Between 2003 and 2008 Kallakis bought properties worth £120m, between Piccadilly and Pall Mall in St James’s Square, which he planned to turn into the world’s most expensive penthouse. He also had ambitious expansion plans for 31 Brompton Square, one of the most sought-after properties in Kensington.
During the trial several bankers from AIB testified to the sophistication of Kallakis’ bogus business claims, particularly financial guarantees he claimed to have secured on his property deals. The court also heard how the same bankers had enjoyed extensive hospitality: tickets for the 2006 World Cup final, a trip on Kallakis’s yacht for the Monaco Grand Prix, and holidays in Mauritius.
As hedge fund titans Bill Ackman and Dan Loeb square off over the company’s sales practices, the company’s top executives are defending Herbalife’s business.
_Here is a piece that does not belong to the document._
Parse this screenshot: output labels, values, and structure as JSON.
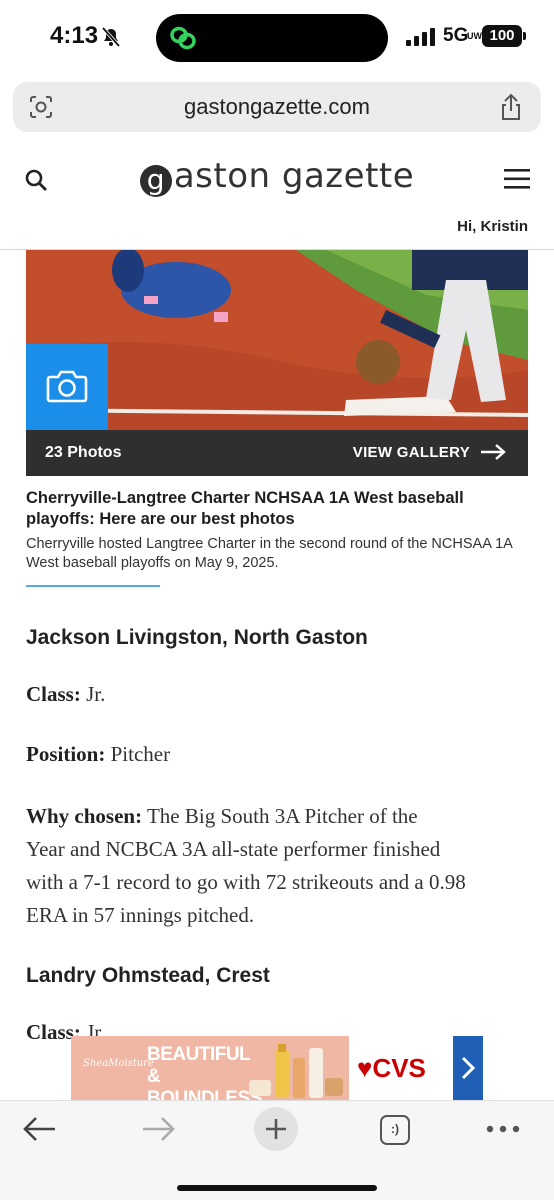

Here is the original post: Herbalife comes out swinging
LAS VEGAS, NV–(Marketwire – Dec 29, 2012) – When it comes to the clock ticking towards
Excerpt from: What Happens in Vegas on New Year’s Stays… So Party All Night With International Model and Multi-Media Sensation Jordan Carver as She Puts Her Assets on Display and Rings in 2013 as Host of PBR Rock Bar’s New Year’s Eve
TORONTO, ONTARIO–(Marketwire – Nov. 3, 2012) – Toronto Real Estate Board (TREB) Commercial Division Members reported almost 791,000 square feet of leased commercial space in October 2012 (calculated for transactions completed on a per square foot net basis for which pricing was disclosed). This represented a 41 per cent increase compared to October 2011.
Following the historic norm for commercial transactions through the TorontoMLS system, industrial lease agreements accounted for 87 per cent of lease transactions on a square foot basis. The average industrial lease rate was $3.97 per square foot net – down by eight per cent compared to the average rate reported for October 2011.
See the rest here: GTA Commercial REALTORS(R) Report Commercial Market Figures
Digitised back-catalogue titles need more publicity, otherwise we’re all losing out
For such a conservative industry, publishing has an endearingly whiggish faith in literary progress. An author’s latest is always “their best yet”, while every debut is heralded with messianic zeal. The side effect of this is that any book more than a year old seems dusty and irrelevant.
Until recently, this didn’t matter, because only two types of books made money: new titles and classics. And, occasionally, “forgotten classics” in pretty covers with introductions by famous authors. The rest of literature was consigned to Oxfam and the shelves of holiday lets.
Then ebooks came along and publishers realised they were sitting on a goldmine. Last year, there was a buzz of excitement around “digitising the backlist”. Literary agent Ed Victor launched Bedford Square Books, Macmillan founded Bello and Bloomsbury its Reader imprint, all dedicated to resurrecting out-of-print titles in electronic and print-on-demand formats.
Bedford Square appears to have run out of steam after (re)publishing six ebooks (including Harold Evans’s memoirs and Tales for the Telling by Edna O’Brien), but Bello and Bloomsbury Reader are still going strong, the former with a nice line in vintage crime.
The challenge they face is getting people to hear about them – tricky when publicity budgets are geared towards the new. Bloomsbury Reader boasts 500 titles by 100 authors (autumn highlights include Monica Dickens and Ann Bridge), but how many Kindle owners know it exists?
Amazon is great when you know what you’re looking for but hopeless for browsing. This is a problem for backlist titles, where readers might be in need of a chaperone. There is no category on the Kindle store for “interwar travel writing” or “1940s noir” or even “classic erotic fiction”. A gap in the market for a virtual “secondhand” bookshop?